• **EXERCISE MATERIAL**
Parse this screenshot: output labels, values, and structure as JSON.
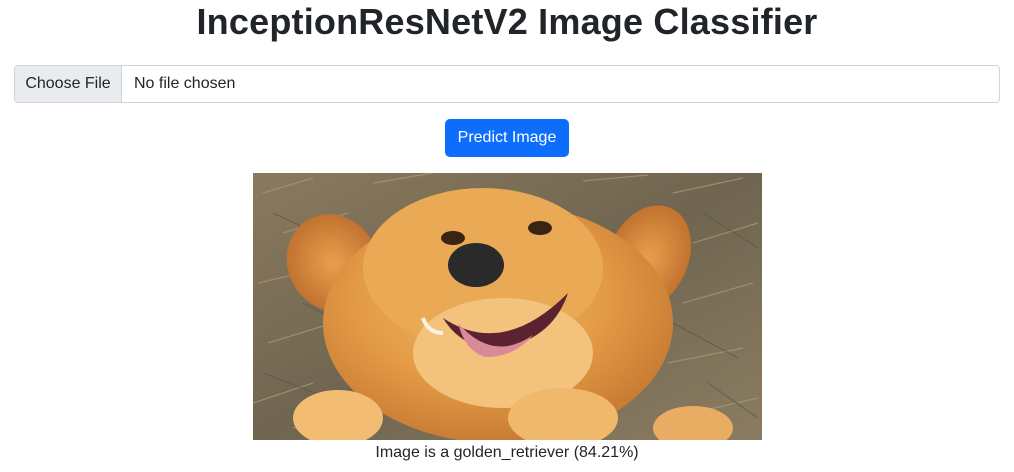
{
  "page": {
    "title": "InceptionResNetV2 Image Classifier"
  },
  "upload": {
    "choose_label": "Choose File",
    "status_text": "No file chosen"
  },
  "actions": {
    "predict_label": "Predict Image"
  },
  "result": {
    "caption": "Image is a golden_retriever (84.21%)"
  },
  "colors": {
    "primary": "#0d6efd",
    "text": "#212529",
    "input_border": "#ced4da",
    "file_button_bg": "#e9ecef"
  }
}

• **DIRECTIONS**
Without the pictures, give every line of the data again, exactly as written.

• **EXERCISE RESULT**
Parse this screenshot: output labels, values, and structure as JSON.
{
  "page": {
    "title": "InceptionResNetV2 Image Classifier"
  },
  "upload": {
    "choose_label": "Choose File",
    "status_text": "No file chosen"
  },
  "actions": {
    "predict_label": "Predict Image"
  },
  "result": {
    "caption": "Image is a golden_retriever (84.21%)"
  },
  "colors": {
    "primary": "#0d6efd",
    "text": "#212529",
    "input_border": "#ced4da",
    "file_button_bg": "#e9ecef"
  }
}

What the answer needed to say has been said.